_Try it_. Lines holding the string "Silva" are the ones to copy from this listing.
══ Source data ══
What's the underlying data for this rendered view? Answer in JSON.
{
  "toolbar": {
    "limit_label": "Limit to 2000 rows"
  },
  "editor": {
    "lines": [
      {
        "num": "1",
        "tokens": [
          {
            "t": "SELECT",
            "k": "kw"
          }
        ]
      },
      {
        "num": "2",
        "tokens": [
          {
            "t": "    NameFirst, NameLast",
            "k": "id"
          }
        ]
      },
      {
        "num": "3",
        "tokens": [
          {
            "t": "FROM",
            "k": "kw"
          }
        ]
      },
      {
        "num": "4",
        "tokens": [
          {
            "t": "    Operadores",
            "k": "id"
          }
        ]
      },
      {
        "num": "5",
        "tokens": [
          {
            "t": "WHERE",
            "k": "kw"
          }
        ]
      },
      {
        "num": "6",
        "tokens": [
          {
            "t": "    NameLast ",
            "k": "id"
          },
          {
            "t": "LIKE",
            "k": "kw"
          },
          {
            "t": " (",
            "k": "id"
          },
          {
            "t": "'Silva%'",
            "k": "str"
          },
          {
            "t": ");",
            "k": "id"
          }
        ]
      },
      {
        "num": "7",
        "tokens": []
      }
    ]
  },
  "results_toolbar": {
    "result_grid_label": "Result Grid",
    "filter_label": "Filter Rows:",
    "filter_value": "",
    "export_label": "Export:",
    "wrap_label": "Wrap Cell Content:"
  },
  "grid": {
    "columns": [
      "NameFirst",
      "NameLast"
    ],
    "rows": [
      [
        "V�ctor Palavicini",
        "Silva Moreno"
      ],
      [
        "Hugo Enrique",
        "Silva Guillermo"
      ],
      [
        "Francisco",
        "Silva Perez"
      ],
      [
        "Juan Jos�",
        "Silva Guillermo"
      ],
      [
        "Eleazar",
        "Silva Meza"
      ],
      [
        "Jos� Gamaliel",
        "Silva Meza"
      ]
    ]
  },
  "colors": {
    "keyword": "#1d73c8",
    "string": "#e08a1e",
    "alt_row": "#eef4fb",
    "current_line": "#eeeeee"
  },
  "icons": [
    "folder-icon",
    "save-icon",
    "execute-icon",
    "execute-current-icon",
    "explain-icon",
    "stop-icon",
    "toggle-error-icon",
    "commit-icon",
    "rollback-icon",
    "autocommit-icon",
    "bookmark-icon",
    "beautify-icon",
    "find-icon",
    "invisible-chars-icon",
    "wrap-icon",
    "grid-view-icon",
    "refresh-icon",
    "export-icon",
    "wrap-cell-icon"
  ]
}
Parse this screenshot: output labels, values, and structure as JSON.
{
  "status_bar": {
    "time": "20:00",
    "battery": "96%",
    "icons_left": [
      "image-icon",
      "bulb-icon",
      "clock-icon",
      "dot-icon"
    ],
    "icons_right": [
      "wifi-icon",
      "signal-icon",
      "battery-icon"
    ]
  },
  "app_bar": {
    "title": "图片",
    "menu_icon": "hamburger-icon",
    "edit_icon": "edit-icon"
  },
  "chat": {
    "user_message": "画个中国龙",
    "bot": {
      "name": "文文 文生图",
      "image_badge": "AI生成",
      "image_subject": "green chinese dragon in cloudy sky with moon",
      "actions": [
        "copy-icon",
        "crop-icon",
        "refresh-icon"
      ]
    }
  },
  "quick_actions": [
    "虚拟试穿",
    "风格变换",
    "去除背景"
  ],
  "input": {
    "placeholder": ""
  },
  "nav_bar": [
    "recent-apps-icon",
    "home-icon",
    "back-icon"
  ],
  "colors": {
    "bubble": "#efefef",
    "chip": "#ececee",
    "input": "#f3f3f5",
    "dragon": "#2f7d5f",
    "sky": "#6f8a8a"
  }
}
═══
_Reply_.
            "t": "'Silva%'",
        "Silva Moreno"
        "Silva Guillermo"
        "Silva Perez"
        "Silva Guillermo"
        "Silva Meza"
        "Silva Meza"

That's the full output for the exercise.